However, the new government is populated by more conservative elements and they are pushing for stricter cannabis policies. The border town of Maastricht passed a ban on foreigners patronizing the coffee shops to address a problem with Belgian and French “drug tourism”. Some 70% of coffee shop business derives from foreigners. The court of the European Union has upheld the ban, contrary to usual EU decisions allowing for free trade and free travel among the member nations. An appeal will be heard on December 16.
The new government pushes to enact a nationwide ban on foreigners in coffee shops through the creation of a “cannabis pass” available only to Dutch citizens. However, Tilburg University researcher Nicole Maalsté tells the Dutch newspaper Trouw that the ban would have the opposite of its intended effect, leading to more crime.
Maalsté says tourists who want to buy drugs will simply look for street dealers. In addition, there are many Dutch nationals who do not want to be registered as official marijuana users, she says.
‘Which problem do we want to solve with the pass?,’ she asks. ‘Eindhoven does not have a problem with drugs tourism.’
So the foreigners who would cross the border into Holland for their cannabis will turn to the streets when the coffee shops aren’t available. The growers who supply the coffee shops can make more money selling for higher prices in the street than are found in the shops. The Dutch citizens who value their privacy will also turn away from the coffee shops and get their cannabis in the streets.

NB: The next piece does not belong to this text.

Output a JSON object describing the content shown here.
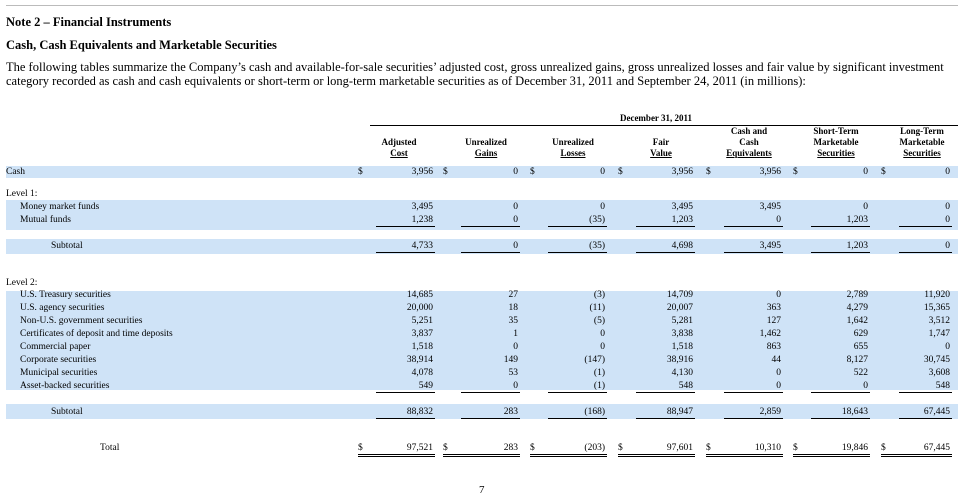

As it is in the United States, when social conservatives get the reins of power and try to restrict cannabis, underground unregulated marijuana dealers benefit.